Source records =
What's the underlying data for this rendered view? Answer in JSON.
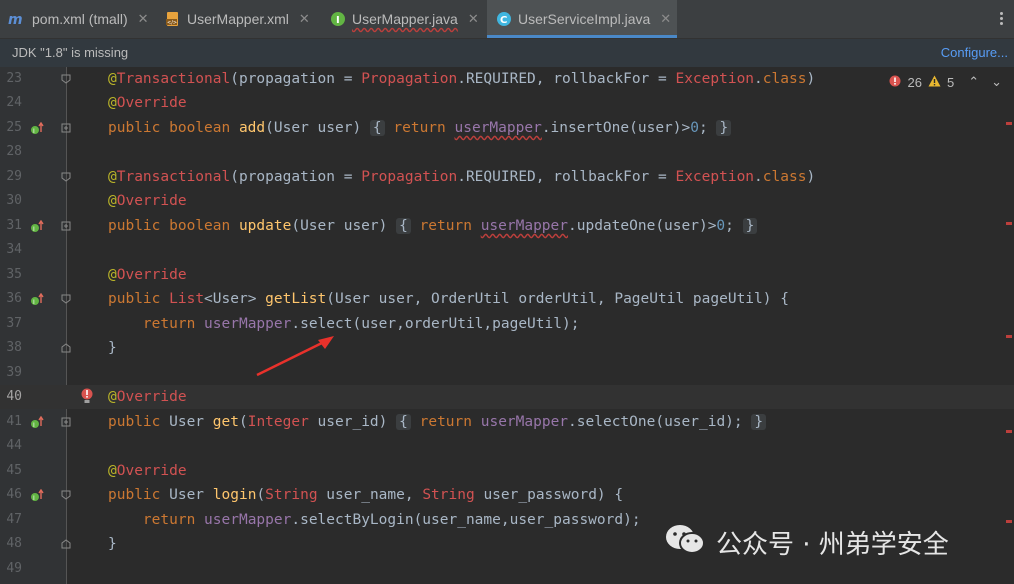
{
  "tabs": [
    {
      "label": "pom.xml (tmall)",
      "icon": "maven-icon"
    },
    {
      "label": "UserMapper.xml",
      "icon": "xml-file-icon"
    },
    {
      "label": "UserMapper.java",
      "icon": "interface-icon"
    },
    {
      "label": "UserServiceImpl.java",
      "icon": "class-icon"
    }
  ],
  "banner": {
    "message": "JDK \"1.8\" is missing",
    "action": "Configure..."
  },
  "status": {
    "errors": "26",
    "warnings": "5"
  },
  "lines": [
    {
      "n": "23",
      "t": "@Transactional(propagation = Propagation.REQUIRED, rollbackFor = Exception.class)"
    },
    {
      "n": "24",
      "t": "@Override"
    },
    {
      "n": "25",
      "t": "public boolean add(User user) { return userMapper.insertOne(user)>0; }"
    },
    {
      "n": "28",
      "t": ""
    },
    {
      "n": "29",
      "t": "@Transactional(propagation = Propagation.REQUIRED, rollbackFor = Exception.class)"
    },
    {
      "n": "30",
      "t": "@Override"
    },
    {
      "n": "31",
      "t": "public boolean update(User user) { return userMapper.updateOne(user)>0; }"
    },
    {
      "n": "34",
      "t": ""
    },
    {
      "n": "35",
      "t": "@Override"
    },
    {
      "n": "36",
      "t": "public List<User> getList(User user, OrderUtil orderUtil, PageUtil pageUtil) {"
    },
    {
      "n": "37",
      "t": "return userMapper.select(user,orderUtil,pageUtil);"
    },
    {
      "n": "38",
      "t": "}"
    },
    {
      "n": "39",
      "t": ""
    },
    {
      "n": "40",
      "t": "@Override"
    },
    {
      "n": "41",
      "t": "public User get(Integer user_id) { return userMapper.selectOne(user_id); }"
    },
    {
      "n": "44",
      "t": ""
    },
    {
      "n": "45",
      "t": "@Override"
    },
    {
      "n": "46",
      "t": "public User login(String user_name, String user_password) {"
    },
    {
      "n": "47",
      "t": "return userMapper.selectByLogin(user_name,user_password);"
    },
    {
      "n": "48",
      "t": "}"
    },
    {
      "n": "49",
      "t": ""
    }
  ],
  "watermark": "公众号 · 州弟学安全",
  "colors": {
    "keyword": "#cc7832",
    "annotation": "#bbb529",
    "field": "#9876aa",
    "method": "#ffc66d",
    "error": "#d25252",
    "arrow": "#e8312b"
  }
}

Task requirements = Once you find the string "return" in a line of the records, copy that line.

Task solution =
      "t": "public boolean add(User user) { return userMapper.insertOne(user)>0; }"
      "t": "public boolean update(User user) { return userMapper.updateOne(user)>0; }"
      "t": "return userMapper.select(user,orderUtil,pageUtil);"
      "t": "public User get(Integer user_id) { return userMapper.selectOne(user_id); }"
      "t": "return userMapper.selectByLogin(user_name,user_password);"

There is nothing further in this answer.